• **What to produce**:
Go through the data below and return each line where the string "appare" occurs.

• **Records shown**:
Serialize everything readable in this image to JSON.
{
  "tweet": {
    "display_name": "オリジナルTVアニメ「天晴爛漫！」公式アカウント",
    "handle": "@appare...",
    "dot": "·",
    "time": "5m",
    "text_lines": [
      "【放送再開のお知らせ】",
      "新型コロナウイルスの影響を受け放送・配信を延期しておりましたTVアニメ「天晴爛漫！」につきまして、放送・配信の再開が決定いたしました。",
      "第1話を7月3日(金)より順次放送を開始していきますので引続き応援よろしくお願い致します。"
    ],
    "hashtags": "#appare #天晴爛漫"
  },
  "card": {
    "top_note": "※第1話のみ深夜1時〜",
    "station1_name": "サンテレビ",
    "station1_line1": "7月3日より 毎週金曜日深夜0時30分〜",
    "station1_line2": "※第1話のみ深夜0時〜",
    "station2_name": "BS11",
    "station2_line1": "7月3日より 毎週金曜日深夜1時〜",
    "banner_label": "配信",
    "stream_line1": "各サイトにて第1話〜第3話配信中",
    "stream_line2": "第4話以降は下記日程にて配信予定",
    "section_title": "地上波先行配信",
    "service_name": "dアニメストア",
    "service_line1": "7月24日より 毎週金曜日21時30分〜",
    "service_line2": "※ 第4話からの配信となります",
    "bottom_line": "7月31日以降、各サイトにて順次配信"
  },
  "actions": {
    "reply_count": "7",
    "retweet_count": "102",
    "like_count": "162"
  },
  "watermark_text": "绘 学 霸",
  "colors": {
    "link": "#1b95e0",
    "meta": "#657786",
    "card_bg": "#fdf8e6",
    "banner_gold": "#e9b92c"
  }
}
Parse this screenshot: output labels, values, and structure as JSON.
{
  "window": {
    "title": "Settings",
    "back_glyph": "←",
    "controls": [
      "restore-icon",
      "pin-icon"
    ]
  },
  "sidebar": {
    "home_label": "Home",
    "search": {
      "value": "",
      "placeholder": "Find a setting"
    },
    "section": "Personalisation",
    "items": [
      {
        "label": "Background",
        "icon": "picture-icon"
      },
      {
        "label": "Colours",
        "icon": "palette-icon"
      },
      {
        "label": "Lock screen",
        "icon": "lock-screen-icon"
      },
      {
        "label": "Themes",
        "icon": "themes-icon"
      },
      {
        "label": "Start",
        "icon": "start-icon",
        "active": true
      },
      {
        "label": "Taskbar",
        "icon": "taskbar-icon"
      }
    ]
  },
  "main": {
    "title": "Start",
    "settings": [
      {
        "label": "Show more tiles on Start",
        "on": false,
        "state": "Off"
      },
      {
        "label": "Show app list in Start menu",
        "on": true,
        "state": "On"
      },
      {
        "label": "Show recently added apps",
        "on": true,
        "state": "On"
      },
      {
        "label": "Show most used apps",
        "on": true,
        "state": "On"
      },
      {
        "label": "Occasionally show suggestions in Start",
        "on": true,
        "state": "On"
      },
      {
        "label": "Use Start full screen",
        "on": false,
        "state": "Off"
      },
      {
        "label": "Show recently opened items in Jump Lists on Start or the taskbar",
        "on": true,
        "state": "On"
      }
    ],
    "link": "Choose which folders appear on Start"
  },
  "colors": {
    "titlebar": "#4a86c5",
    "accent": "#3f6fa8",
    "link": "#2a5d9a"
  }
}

• **Solution for this exercise**:
    "handle": "@appare...",
    "hashtags": "#appare #天晴爛漫"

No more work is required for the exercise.